Third-Grade Students Find Words to Change the World

Over the last few weeks, third-grade students in Mrs. Belasco’s class at Matthew Paterson Elementary School have been examining powerful words and statements from famous poets, activists and other historical figures. They also discussed how to be “change agents,” or people who make the changes they want to see in the world.

The class recently read the book “More Than Peach,” which is based on a true story of a young girl named Bellen Woodard who worked to transform the crayon industry to include a wide range of “skin-colored” crayons that could represent anyone. The students learned how Woodard began her quest for change when she was only eight years old, a similar age to the age they are now.

“The book was about how we are the same, but different. We are like crayons,” said Charlotte F. “Crayons are the same, but they are all different colors, and we are all unique.”
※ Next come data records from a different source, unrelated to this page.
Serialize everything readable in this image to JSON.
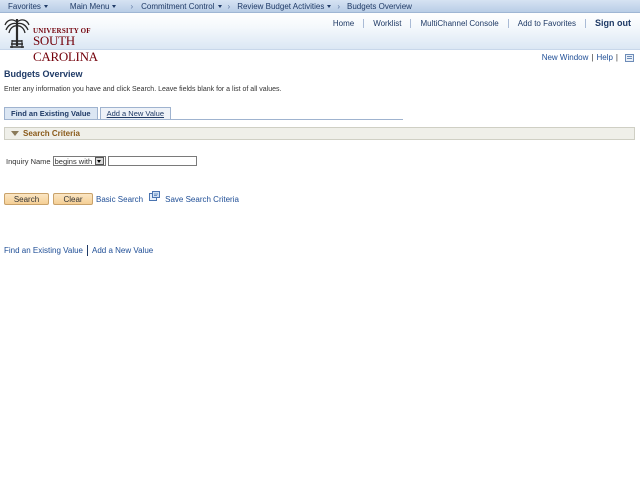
{
  "nav": {
    "items": [
      {
        "label": "Favorites",
        "dropdown": true
      },
      {
        "label": "Main Menu",
        "dropdown": true
      },
      {
        "label": "Commitment Control",
        "dropdown": true
      },
      {
        "label": "Review Budget Activities",
        "dropdown": true
      },
      {
        "label": "Budgets Overview",
        "dropdown": false
      }
    ]
  },
  "header": {
    "logo_small": "UNIVERSITY OF",
    "logo_big": "SOUTH CAROLINA",
    "links": [
      "Home",
      "Worklist",
      "MultiChannel Console",
      "Add to Favorites"
    ],
    "signout": "Sign out"
  },
  "util": {
    "new_window": "New Window",
    "help": "Help"
  },
  "page": {
    "title": "Budgets Overview",
    "instructions": "Enter any information you have and click Search. Leave fields blank for a list of all values."
  },
  "tabs": {
    "find": "Find an Existing Value",
    "add": "Add a New Value"
  },
  "criteria": {
    "header": "Search Criteria",
    "inquiry_label": "Inquiry Name",
    "operator": "begins with",
    "inquiry_value": ""
  },
  "buttons": {
    "search": "Search",
    "clear": "Clear",
    "basic_search": "Basic Search",
    "save_criteria": "Save Search Criteria"
  },
  "bottom": {
    "find": "Find an Existing Value",
    "add": "Add a New Value"
  },
  "colors": {
    "nav_bg": "#c7d8ee",
    "brand": "#73000a",
    "link": "#1f4e96",
    "button": "#f5cf95"
  }
}
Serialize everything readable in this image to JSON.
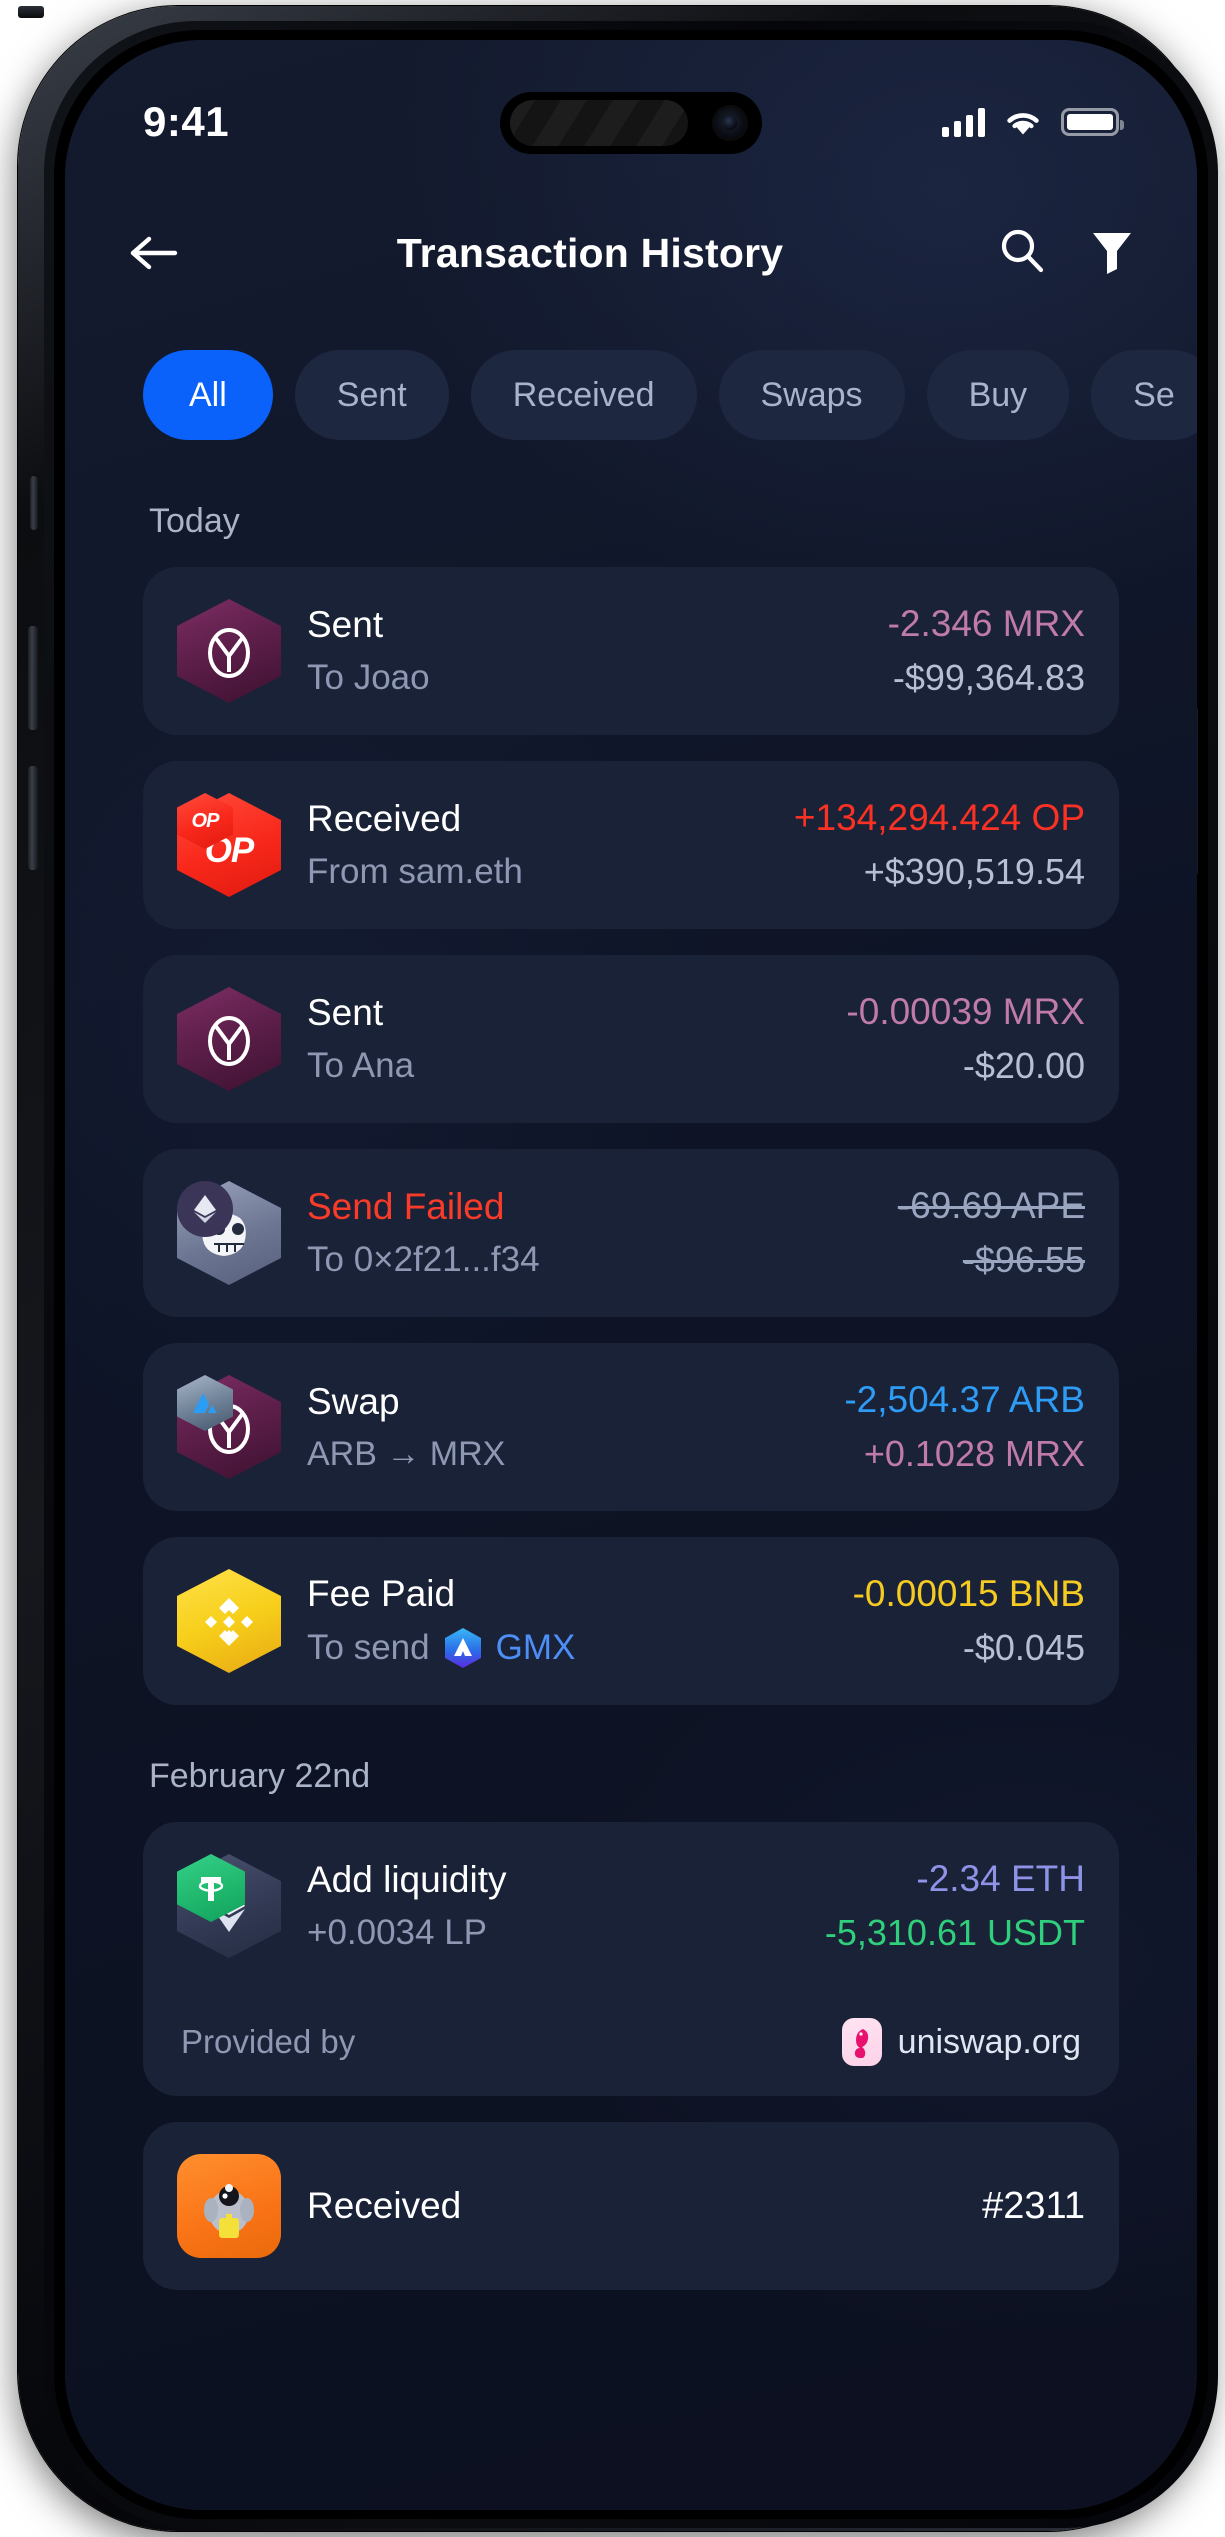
{
  "status_bar": {
    "time": "9:41",
    "cellular_icon": "signal-bars-icon",
    "wifi_icon": "wifi-icon",
    "battery_icon": "battery-full-icon"
  },
  "header": {
    "back_icon": "arrow-left-icon",
    "title": "Transaction History",
    "search_icon": "search-icon",
    "filter_icon": "funnel-filter-icon"
  },
  "filters": {
    "chips": [
      {
        "label": "All",
        "active": true
      },
      {
        "label": "Sent",
        "active": false
      },
      {
        "label": "Received",
        "active": false
      },
      {
        "label": "Swaps",
        "active": false
      },
      {
        "label": "Buy",
        "active": false
      },
      {
        "label": "Se",
        "active": false
      }
    ]
  },
  "sections": [
    {
      "label": "Today",
      "transactions": [
        {
          "icon": "mrx-token-icon",
          "title": "Sent",
          "subtitle": "To Joao",
          "amount": "-2.346 MRX",
          "amount_color": "#c07ba8",
          "fiat": "-$99,364.83",
          "fiat_color": "#b6bfd3"
        },
        {
          "icon": "optimism-token-icon",
          "title": "Received",
          "subtitle": "From sam.eth",
          "amount": "+134,294.424 OP",
          "amount_color": "#fb3124",
          "fiat": "+$390,519.54",
          "fiat_color": "#b6bfd3"
        },
        {
          "icon": "mrx-token-icon",
          "title": "Sent",
          "subtitle": "To Ana",
          "amount": "-0.00039 MRX",
          "amount_color": "#c07ba8",
          "fiat": "-$20.00",
          "fiat_color": "#b6bfd3"
        },
        {
          "icon": "ape-token-icon",
          "title": "Send Failed",
          "title_color": "#fa3b2a",
          "subtitle": "To 0×2f21...f34",
          "amount": "-69.69 APE",
          "amount_color": "#9aa6c0",
          "fiat": "-$96.55",
          "fiat_color": "#9aa6c0",
          "struck": true
        },
        {
          "icon": "mrx-arb-swap-icon",
          "title": "Swap",
          "subtitle": "ARB → MRX",
          "amount": "-2,504.37 ARB",
          "amount_color": "#2e9bf5",
          "fiat": "+0.1028 MRX",
          "fiat_color": "#c07ba8"
        },
        {
          "icon": "bnb-token-icon",
          "title": "Fee Paid",
          "subtitle_prefix": "To send",
          "subtitle_link": "GMX",
          "subtitle_link_icon": "gmx-token-icon",
          "amount": "-0.00015 BNB",
          "amount_color": "#f5cb21",
          "fiat": "-$0.045",
          "fiat_color": "#b6bfd3"
        }
      ]
    },
    {
      "label": "February 22nd",
      "transactions": [
        {
          "icon": "eth-usdt-pair-icon",
          "title": "Add liquidity",
          "subtitle": "+0.0034 LP",
          "amount": "-2.34 ETH",
          "amount_color": "#8f93e8",
          "fiat": "-5,310.61 USDT",
          "fiat_color": "#2fcf7c",
          "footer": {
            "label": "Provided by",
            "provider_icon": "uniswap-icon",
            "provider_name": "uniswap.org"
          }
        },
        {
          "icon": "nft-collection-icon",
          "title": "Received",
          "amount": "#2311",
          "amount_color": "#ffffff"
        }
      ]
    }
  ],
  "theme": {
    "accent": "#0a62fa",
    "screen_bg": "#111729",
    "card_bg": "#1a2238",
    "chip_bg": "#1e2740",
    "muted_text": "#8e98b2"
  }
}
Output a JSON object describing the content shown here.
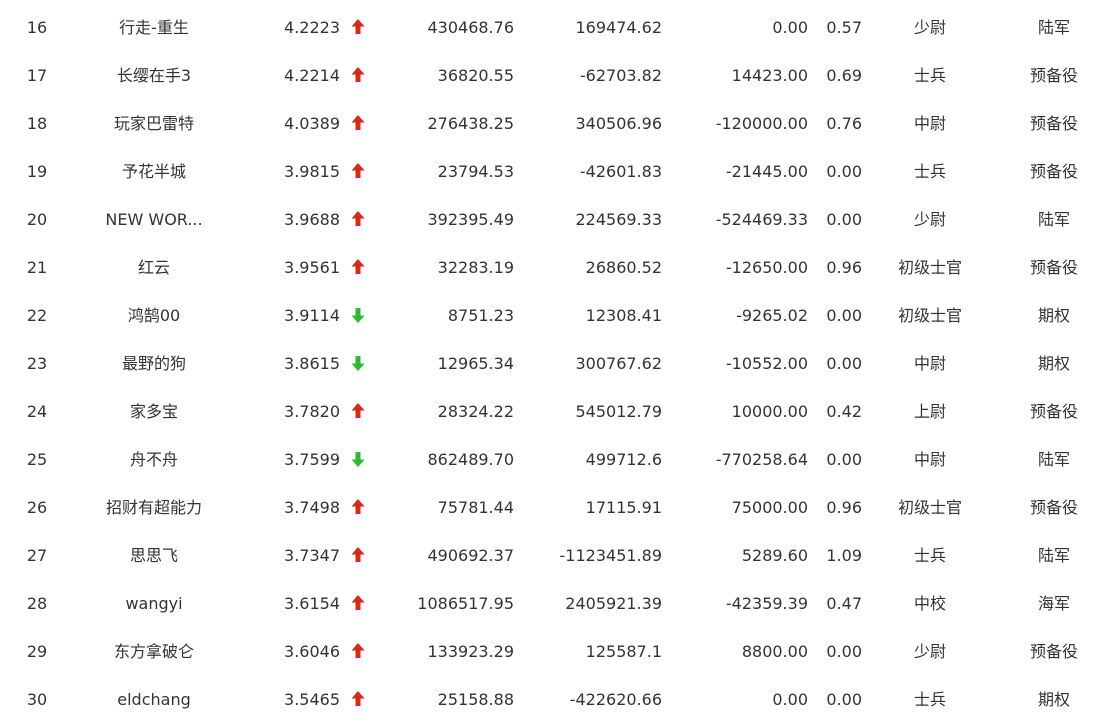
{
  "colors": {
    "up": "#e1251b",
    "down": "#2cb82f",
    "text": "#333333"
  },
  "rows": [
    {
      "rank": "16",
      "name": "行走-重生",
      "score": "4.2223",
      "trend": "up",
      "v1": "430468.76",
      "v2": "169474.62",
      "v3": "0.00",
      "v4": "0.57",
      "rank_name": "少尉",
      "branch": "陆军"
    },
    {
      "rank": "17",
      "name": "长缨在手3",
      "score": "4.2214",
      "trend": "up",
      "v1": "36820.55",
      "v2": "-62703.82",
      "v3": "14423.00",
      "v4": "0.69",
      "rank_name": "士兵",
      "branch": "预备役"
    },
    {
      "rank": "18",
      "name": "玩家巴雷特",
      "score": "4.0389",
      "trend": "up",
      "v1": "276438.25",
      "v2": "340506.96",
      "v3": "-120000.00",
      "v4": "0.76",
      "rank_name": "中尉",
      "branch": "预备役"
    },
    {
      "rank": "19",
      "name": "予花半城",
      "score": "3.9815",
      "trend": "up",
      "v1": "23794.53",
      "v2": "-42601.83",
      "v3": "-21445.00",
      "v4": "0.00",
      "rank_name": "士兵",
      "branch": "预备役"
    },
    {
      "rank": "20",
      "name": "NEW WOR...",
      "score": "3.9688",
      "trend": "up",
      "v1": "392395.49",
      "v2": "224569.33",
      "v3": "-524469.33",
      "v4": "0.00",
      "rank_name": "少尉",
      "branch": "陆军"
    },
    {
      "rank": "21",
      "name": "红云",
      "score": "3.9561",
      "trend": "up",
      "v1": "32283.19",
      "v2": "26860.52",
      "v3": "-12650.00",
      "v4": "0.96",
      "rank_name": "初级士官",
      "branch": "预备役"
    },
    {
      "rank": "22",
      "name": "鸿鹄00",
      "score": "3.9114",
      "trend": "down",
      "v1": "8751.23",
      "v2": "12308.41",
      "v3": "-9265.02",
      "v4": "0.00",
      "rank_name": "初级士官",
      "branch": "期权"
    },
    {
      "rank": "23",
      "name": "最野的狗",
      "score": "3.8615",
      "trend": "down",
      "v1": "12965.34",
      "v2": "300767.62",
      "v3": "-10552.00",
      "v4": "0.00",
      "rank_name": "中尉",
      "branch": "期权"
    },
    {
      "rank": "24",
      "name": "家多宝",
      "score": "3.7820",
      "trend": "up",
      "v1": "28324.22",
      "v2": "545012.79",
      "v3": "10000.00",
      "v4": "0.42",
      "rank_name": "上尉",
      "branch": "预备役"
    },
    {
      "rank": "25",
      "name": "舟不舟",
      "score": "3.7599",
      "trend": "down",
      "v1": "862489.70",
      "v2": "499712.6",
      "v3": "-770258.64",
      "v4": "0.00",
      "rank_name": "中尉",
      "branch": "陆军"
    },
    {
      "rank": "26",
      "name": "招财有超能力",
      "score": "3.7498",
      "trend": "up",
      "v1": "75781.44",
      "v2": "17115.91",
      "v3": "75000.00",
      "v4": "0.96",
      "rank_name": "初级士官",
      "branch": "预备役"
    },
    {
      "rank": "27",
      "name": "思思飞",
      "score": "3.7347",
      "trend": "up",
      "v1": "490692.37",
      "v2": "-1123451.89",
      "v3": "5289.60",
      "v4": "1.09",
      "rank_name": "士兵",
      "branch": "陆军"
    },
    {
      "rank": "28",
      "name": "wangyi",
      "score": "3.6154",
      "trend": "up",
      "v1": "1086517.95",
      "v2": "2405921.39",
      "v3": "-42359.39",
      "v4": "0.47",
      "rank_name": "中校",
      "branch": "海军"
    },
    {
      "rank": "29",
      "name": "东方拿破仑",
      "score": "3.6046",
      "trend": "up",
      "v1": "133923.29",
      "v2": "125587.1",
      "v3": "8800.00",
      "v4": "0.00",
      "rank_name": "少尉",
      "branch": "预备役"
    },
    {
      "rank": "30",
      "name": "eldchang",
      "score": "3.5465",
      "trend": "up",
      "v1": "25158.88",
      "v2": "-422620.66",
      "v3": "0.00",
      "v4": "0.00",
      "rank_name": "士兵",
      "branch": "期权"
    }
  ]
}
“After reading the book, now I am going to ask, ‘What color crayon?’ every single time someone asks me for the skin color crayon or colored pencil,” said Patrick F.

Class photo in front of the bulletin word

Belasco used the story as a lead into a lesson on how the students could advocate for change.

“An eight-year-old can cause change in this world. Did you think that was possible?” she asked the students. “Do you think you can create change in the world?”

She prompted her students to think about how they can change the world with their words. Each student was given a piece of paper to write a powerful word or a statement that they believed could lead to change.

“I want men and women to make the same amount of money if they have the same job,” said student Megan V., who chose the word ‘equality”’ for her card.

“If someone pushes you down for what you love, every time you get up its going to be easier,” said Paul R. who chose “acceptance” as his word.

Isabella M. kept her word choice simple and powerful: Love. “Because people would be more respectful,” she said.

Topics for change throughout the classroom included health care, world hunger, wars and more:

Mayari M. wrote a statement on how gender has no color. Her explanation was matter of fact: “If you are a girl, you can like blue and if you are a boy, you can like pink.”

“Love yourself, no matter what,” wrote Sophia B.

“It does not matter about you in the future, it matters about now,” wrote Chase M.

“Don’t let anyone crush your imagination,” wrote Colin H.

“Courage sets you free,” wrote Charlotte F.

Together, the students' cards now create an inspirational bulletin board in the classroom. The display is a daily reminder to them that their words are powerful and can change the world for the better.